**DIRECTIONS:** Every line in the entries that holds "迅雷云盘" should be identified and copied.

**DATA RECORDS:**
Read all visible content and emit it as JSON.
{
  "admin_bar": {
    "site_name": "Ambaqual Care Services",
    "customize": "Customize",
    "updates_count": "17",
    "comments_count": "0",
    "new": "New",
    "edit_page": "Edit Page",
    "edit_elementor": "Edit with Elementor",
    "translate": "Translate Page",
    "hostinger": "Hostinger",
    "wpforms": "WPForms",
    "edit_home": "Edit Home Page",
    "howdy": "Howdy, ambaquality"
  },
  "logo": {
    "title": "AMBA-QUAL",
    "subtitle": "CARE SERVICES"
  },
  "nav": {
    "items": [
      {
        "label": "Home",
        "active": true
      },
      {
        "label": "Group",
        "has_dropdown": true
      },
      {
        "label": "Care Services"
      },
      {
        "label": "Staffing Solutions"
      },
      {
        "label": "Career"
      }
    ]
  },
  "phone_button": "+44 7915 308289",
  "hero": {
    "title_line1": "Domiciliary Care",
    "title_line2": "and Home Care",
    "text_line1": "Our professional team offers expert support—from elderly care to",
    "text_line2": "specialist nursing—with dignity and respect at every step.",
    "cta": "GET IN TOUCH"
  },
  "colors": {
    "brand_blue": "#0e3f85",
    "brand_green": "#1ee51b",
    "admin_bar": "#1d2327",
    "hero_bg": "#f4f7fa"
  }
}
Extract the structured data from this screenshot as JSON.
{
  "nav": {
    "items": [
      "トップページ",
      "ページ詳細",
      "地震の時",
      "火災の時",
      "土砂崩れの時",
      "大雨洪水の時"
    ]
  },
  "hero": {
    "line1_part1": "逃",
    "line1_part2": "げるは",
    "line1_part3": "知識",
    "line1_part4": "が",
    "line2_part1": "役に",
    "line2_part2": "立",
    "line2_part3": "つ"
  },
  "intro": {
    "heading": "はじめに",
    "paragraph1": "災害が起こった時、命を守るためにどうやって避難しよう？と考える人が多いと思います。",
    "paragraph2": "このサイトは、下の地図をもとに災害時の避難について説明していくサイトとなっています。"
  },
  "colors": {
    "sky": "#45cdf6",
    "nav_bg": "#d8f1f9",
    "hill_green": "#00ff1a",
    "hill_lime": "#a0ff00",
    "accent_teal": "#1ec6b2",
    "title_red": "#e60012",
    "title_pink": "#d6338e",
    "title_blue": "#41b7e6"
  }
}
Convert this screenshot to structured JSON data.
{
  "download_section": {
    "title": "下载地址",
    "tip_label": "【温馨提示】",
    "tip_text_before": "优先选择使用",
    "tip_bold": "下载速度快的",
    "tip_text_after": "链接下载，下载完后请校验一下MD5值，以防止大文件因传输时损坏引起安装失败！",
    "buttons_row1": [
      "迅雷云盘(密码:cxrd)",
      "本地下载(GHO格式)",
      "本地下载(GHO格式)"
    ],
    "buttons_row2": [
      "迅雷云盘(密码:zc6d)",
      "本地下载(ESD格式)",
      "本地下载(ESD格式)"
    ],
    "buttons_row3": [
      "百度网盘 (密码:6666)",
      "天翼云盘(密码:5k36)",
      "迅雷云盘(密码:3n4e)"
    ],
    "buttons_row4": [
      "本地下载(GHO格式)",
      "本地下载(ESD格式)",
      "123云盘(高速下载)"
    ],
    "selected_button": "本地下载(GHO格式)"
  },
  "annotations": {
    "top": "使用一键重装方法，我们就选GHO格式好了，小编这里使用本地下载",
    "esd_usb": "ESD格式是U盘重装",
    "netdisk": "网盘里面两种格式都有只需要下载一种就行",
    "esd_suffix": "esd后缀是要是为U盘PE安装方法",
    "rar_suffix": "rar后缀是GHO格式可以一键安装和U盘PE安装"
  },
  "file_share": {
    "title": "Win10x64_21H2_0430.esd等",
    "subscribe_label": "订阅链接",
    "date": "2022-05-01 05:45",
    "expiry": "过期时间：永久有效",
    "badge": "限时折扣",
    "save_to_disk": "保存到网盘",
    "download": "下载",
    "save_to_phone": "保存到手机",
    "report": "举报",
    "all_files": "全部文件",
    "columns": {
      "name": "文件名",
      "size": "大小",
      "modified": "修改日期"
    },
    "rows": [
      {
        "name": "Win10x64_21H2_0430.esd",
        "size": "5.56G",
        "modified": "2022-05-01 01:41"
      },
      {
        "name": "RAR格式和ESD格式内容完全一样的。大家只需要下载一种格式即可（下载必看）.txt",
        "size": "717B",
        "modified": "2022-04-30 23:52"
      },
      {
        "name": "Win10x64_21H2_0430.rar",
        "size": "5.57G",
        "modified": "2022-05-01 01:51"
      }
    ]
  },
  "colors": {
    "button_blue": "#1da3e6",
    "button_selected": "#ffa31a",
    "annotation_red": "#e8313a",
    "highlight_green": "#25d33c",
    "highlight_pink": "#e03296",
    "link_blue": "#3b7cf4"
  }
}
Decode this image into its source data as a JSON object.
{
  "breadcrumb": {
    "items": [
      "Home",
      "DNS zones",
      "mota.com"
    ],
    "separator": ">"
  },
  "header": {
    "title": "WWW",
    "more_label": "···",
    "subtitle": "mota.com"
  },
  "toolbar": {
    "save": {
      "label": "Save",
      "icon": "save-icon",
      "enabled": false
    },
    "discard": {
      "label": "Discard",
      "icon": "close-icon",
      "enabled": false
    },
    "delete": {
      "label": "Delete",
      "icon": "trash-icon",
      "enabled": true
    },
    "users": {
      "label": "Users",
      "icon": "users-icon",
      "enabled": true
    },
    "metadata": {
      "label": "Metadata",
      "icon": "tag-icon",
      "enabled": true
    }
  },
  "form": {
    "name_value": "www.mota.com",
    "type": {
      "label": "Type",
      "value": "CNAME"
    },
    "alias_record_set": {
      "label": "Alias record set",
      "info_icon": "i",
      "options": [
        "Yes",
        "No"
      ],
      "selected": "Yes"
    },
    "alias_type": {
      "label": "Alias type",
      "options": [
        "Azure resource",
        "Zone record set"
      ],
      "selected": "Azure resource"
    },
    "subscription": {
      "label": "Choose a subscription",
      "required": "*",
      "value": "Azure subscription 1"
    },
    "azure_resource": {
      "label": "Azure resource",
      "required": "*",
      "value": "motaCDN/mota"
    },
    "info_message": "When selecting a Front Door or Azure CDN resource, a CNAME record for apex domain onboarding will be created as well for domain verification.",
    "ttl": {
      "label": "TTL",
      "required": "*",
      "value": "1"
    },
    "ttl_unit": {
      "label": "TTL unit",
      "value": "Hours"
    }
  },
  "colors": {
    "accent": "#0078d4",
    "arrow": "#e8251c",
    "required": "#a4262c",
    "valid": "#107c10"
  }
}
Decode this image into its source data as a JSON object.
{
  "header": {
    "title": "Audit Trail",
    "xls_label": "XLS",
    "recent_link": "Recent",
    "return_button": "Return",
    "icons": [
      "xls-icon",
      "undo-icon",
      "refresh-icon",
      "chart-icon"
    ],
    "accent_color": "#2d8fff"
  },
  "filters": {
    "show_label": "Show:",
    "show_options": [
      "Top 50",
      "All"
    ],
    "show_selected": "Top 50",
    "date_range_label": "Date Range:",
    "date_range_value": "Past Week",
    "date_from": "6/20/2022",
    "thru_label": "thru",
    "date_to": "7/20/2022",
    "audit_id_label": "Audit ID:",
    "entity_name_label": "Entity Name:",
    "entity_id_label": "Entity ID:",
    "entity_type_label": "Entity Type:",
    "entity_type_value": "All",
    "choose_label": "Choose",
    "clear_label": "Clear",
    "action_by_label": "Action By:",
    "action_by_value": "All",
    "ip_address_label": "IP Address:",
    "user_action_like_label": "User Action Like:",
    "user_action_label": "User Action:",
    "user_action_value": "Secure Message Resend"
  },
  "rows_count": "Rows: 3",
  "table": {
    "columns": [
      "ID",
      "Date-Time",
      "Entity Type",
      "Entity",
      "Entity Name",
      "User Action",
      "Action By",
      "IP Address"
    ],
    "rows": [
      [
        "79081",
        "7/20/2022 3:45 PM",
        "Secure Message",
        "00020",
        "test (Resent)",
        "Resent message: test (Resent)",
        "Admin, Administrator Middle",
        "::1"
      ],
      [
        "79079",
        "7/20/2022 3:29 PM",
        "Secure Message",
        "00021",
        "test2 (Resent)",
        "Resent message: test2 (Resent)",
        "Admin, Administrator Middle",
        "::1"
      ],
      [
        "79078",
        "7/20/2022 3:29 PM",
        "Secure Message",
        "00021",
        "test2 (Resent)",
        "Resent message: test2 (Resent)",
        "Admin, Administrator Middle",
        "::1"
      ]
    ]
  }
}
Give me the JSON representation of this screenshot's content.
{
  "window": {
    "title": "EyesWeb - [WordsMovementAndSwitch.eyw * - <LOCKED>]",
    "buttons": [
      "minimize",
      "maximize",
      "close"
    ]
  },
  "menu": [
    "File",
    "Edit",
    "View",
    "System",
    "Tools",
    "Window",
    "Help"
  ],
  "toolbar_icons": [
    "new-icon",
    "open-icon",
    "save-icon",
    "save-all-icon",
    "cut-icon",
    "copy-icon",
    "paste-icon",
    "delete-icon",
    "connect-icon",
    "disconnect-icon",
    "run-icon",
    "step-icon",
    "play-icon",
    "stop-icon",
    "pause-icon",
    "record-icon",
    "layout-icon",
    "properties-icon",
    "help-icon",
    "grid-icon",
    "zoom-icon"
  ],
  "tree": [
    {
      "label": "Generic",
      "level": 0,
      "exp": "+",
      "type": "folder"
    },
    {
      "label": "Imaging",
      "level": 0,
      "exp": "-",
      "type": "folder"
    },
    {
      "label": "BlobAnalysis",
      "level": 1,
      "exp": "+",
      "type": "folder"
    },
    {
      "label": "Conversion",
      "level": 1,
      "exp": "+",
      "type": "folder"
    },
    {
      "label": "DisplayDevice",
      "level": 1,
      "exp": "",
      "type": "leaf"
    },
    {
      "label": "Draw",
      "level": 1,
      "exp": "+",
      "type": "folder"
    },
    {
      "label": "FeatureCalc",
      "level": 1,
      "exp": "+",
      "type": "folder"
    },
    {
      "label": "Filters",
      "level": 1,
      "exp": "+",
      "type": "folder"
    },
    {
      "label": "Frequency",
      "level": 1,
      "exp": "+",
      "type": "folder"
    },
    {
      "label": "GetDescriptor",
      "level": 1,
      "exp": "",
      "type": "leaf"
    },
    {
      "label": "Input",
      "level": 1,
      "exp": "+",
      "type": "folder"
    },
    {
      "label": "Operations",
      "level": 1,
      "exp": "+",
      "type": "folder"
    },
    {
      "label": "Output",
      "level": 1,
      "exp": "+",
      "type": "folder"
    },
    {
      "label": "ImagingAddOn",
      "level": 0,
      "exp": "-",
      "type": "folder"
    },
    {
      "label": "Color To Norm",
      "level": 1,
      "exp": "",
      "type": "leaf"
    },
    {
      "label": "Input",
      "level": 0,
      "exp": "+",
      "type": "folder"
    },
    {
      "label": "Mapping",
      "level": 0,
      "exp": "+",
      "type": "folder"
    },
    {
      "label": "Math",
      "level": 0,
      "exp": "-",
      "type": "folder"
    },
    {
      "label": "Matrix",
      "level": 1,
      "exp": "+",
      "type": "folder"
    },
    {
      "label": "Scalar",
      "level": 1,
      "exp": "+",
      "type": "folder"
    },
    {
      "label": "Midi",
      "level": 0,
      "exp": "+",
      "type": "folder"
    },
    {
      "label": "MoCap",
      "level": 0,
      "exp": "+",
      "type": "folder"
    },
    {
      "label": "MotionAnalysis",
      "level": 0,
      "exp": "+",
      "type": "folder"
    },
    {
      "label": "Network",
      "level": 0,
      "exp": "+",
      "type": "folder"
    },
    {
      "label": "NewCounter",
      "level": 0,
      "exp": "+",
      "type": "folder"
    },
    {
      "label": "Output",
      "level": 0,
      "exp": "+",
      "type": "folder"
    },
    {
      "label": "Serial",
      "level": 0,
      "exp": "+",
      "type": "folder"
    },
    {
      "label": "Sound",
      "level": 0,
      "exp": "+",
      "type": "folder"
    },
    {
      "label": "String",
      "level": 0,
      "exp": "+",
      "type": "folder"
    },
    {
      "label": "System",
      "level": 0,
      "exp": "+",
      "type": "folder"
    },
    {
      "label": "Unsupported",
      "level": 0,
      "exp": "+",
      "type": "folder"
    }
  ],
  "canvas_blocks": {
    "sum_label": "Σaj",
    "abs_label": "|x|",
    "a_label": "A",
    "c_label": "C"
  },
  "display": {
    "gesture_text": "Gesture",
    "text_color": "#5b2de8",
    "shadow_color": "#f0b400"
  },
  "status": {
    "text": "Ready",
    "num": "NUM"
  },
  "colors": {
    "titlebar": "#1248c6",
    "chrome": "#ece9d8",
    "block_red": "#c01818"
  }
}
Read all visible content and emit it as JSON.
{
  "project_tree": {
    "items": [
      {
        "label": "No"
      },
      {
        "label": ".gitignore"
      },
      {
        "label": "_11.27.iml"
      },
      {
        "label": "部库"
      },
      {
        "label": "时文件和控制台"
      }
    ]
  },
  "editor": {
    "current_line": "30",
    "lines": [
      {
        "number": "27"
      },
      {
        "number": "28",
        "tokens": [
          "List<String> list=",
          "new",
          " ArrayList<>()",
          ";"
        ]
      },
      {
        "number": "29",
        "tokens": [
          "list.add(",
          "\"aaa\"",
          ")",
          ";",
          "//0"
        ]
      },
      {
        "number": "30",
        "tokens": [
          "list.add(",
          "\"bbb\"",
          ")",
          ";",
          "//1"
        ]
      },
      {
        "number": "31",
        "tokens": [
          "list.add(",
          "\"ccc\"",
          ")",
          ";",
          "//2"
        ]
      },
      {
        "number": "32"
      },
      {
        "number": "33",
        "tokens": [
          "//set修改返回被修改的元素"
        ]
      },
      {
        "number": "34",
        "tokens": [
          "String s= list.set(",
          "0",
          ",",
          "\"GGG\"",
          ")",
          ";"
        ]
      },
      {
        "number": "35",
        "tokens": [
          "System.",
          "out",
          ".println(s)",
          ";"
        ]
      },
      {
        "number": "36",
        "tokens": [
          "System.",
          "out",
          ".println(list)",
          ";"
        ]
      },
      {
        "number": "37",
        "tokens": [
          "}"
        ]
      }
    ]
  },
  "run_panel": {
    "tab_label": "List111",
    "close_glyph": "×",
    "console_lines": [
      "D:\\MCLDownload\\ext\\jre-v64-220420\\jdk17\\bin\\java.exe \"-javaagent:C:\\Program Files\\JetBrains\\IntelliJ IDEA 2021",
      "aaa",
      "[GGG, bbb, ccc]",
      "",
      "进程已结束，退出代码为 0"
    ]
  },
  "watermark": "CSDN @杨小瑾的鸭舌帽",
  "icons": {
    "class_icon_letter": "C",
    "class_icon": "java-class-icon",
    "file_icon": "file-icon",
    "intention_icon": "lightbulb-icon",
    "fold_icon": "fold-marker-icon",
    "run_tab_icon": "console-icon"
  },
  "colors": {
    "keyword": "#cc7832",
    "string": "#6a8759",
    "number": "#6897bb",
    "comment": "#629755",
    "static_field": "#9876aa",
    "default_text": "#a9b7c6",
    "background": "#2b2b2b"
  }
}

**PROBLEM SOLUTION:**
      "迅雷云盘(密码:cxrd)",
      "迅雷云盘(密码:zc6d)",
      "迅雷云盘(密码:3n4e)"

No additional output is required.